Unequal Protection: The Rise of Corporate Dominance and the Theft of Human RightsWas the Boston Tea Party the first WTO-style protest against transnational corporations? Did Supreme Court sell out America's citizens in the nineteenth century, with c
Unequal Protection: The Rise of Corporate Dominance and the Theft of Human Rights
Was the Boston Tea Party the first WTO-style protest against transnational corporations? Did Supreme Court sell out America's citizens in the nineteenth century, with consequences lasting to this day? Is there a way for American citizens to recover democracy of, by, and for the people?
Thom Hartmann takes on these most difficult questions and tells a startling story that will forever change your understanding of American history. He begins by uncovering an original eyewitness account of the Boston Tea Party and demonstrates that it was provoked not by "taxation without representation" as is commonly suggested but by the specific actions of the East India Company, which represented the commericial interests of the British elite.
Hartmann then describes the history of the Fourteenth Amendment--created at the end of the Civil War to grant basic rights to freed slaves--and how it has been used by lawyers representing corporate interests to extend additional rights to businesses far more frequently than to freed slaves. Prior to 1886, corporations were referred to in U.S. law as "artificial persons." but in 1886, after a series of cases brought by lawyers representing the expanding railroad interests, the Supreme Court ruled that corporations were "persons" and entitled to the same rights granted to people under the Bill of Rights. Since this ruling, America has lost the legal structures that allowed for people to control corporate behavior.
As a result, the largest transnational corporations fill a role today that has historically been filled by kings.
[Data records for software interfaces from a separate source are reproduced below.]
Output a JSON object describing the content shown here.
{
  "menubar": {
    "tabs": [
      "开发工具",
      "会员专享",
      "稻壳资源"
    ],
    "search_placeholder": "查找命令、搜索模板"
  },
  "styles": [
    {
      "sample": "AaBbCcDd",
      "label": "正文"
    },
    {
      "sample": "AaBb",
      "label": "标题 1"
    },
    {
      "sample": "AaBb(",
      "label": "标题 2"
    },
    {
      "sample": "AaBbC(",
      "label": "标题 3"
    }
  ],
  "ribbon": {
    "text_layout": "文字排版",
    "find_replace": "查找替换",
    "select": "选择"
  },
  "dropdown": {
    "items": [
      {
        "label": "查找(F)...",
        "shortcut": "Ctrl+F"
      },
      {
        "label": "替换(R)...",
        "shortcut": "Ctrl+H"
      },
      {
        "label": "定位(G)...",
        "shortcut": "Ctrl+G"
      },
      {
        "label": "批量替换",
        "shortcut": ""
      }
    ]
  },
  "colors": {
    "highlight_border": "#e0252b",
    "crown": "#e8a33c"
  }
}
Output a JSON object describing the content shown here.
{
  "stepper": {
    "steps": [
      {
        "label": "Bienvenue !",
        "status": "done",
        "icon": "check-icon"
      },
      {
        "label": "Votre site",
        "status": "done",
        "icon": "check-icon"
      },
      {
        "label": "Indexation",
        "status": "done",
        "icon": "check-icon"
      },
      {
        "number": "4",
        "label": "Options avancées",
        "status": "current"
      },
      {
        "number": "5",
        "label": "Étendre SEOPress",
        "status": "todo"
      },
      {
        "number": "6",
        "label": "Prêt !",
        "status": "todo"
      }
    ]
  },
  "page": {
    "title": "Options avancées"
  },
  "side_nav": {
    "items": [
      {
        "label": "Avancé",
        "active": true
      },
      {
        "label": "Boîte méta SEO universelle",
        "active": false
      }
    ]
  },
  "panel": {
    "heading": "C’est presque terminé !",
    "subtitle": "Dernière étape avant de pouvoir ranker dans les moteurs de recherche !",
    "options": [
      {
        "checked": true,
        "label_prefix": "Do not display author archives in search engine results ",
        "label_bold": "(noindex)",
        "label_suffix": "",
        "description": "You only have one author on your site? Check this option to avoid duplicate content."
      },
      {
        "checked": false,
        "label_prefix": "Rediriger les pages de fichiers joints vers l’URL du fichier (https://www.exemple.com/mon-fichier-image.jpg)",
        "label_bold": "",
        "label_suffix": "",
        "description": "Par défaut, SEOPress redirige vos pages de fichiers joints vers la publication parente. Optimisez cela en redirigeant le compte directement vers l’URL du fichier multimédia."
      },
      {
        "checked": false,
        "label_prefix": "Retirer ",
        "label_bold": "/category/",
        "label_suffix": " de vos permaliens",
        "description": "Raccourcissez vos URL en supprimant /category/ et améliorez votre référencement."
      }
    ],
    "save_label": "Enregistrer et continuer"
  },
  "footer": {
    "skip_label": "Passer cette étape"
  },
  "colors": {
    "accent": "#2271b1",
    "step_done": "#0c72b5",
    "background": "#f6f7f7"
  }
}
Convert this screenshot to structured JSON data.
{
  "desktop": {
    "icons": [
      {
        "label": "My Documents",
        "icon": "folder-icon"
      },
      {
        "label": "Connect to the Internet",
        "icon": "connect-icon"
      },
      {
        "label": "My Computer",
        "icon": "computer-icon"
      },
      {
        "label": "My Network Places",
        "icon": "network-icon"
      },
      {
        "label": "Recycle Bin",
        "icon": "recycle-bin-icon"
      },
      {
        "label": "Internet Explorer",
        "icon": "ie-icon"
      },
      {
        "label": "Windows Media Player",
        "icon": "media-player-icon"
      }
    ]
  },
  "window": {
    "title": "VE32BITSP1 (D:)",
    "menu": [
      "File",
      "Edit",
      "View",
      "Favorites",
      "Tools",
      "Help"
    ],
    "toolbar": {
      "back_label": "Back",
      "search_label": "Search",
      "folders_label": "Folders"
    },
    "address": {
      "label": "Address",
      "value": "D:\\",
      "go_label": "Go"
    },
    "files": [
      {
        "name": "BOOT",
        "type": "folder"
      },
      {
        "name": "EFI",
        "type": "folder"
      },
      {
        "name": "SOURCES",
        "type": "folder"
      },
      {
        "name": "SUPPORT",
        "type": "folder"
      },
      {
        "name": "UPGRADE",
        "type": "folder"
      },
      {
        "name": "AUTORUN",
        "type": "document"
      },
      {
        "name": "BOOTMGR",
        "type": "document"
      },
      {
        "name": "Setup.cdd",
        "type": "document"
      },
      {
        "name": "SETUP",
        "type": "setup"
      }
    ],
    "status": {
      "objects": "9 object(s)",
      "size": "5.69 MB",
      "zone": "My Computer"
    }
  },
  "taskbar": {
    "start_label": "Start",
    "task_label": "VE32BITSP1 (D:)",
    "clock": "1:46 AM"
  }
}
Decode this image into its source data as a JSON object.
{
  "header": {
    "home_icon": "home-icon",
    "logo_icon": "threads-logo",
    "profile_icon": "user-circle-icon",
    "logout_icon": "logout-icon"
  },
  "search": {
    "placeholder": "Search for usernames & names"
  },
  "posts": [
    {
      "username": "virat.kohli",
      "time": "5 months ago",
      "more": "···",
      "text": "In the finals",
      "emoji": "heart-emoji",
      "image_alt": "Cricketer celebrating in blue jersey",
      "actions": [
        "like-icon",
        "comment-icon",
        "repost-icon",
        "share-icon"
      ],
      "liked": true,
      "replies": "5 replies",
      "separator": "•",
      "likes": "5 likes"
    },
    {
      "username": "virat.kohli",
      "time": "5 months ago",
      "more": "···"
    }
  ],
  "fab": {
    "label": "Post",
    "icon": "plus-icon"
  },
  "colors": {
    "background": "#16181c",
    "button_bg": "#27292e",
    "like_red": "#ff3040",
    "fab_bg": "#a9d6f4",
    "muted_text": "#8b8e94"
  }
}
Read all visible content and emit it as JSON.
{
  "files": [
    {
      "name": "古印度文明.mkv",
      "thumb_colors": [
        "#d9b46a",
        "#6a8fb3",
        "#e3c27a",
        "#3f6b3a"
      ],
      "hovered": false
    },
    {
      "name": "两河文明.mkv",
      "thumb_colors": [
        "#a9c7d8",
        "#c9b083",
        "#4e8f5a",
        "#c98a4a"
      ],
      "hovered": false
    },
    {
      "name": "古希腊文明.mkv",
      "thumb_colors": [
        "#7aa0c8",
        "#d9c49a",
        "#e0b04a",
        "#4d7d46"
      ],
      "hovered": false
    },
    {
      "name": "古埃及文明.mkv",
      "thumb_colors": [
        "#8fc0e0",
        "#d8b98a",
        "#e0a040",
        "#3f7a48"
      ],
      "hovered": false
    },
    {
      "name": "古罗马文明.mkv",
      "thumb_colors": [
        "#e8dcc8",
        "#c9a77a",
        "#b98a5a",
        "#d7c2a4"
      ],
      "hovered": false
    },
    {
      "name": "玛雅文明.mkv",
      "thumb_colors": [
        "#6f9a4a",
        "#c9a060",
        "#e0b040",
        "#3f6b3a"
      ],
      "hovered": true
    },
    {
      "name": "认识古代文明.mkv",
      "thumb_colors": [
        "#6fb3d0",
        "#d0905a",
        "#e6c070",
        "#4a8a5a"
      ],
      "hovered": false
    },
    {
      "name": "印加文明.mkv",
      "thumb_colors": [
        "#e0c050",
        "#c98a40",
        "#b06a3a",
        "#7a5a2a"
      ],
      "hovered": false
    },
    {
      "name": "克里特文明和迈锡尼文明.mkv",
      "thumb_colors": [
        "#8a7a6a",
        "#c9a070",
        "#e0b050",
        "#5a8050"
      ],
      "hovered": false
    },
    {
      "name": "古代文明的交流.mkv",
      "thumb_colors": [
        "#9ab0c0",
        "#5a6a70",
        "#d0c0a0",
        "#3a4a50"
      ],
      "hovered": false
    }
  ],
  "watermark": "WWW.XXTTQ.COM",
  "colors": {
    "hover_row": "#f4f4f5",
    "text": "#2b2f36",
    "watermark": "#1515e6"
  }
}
They control most of the world's wealth and exert power over the lives of most of the world's citizens. Their CEOs are unapproachable and live lives of nearly unimaginable wealth and luxury. They've become the rudder that steers the ship of much human experience, and they're steering it by their prime value--growth and profit and any expense--a value that has become destructive for life on Earth. This new feudalism was not what our Founders--Federalists and Democratic Republicans alike--envisioned for America.
It's time for "we, the people" to take back our lives. Hartmann proposes specific legal remedies that could truly save the world from political, economic, and ecological disaster.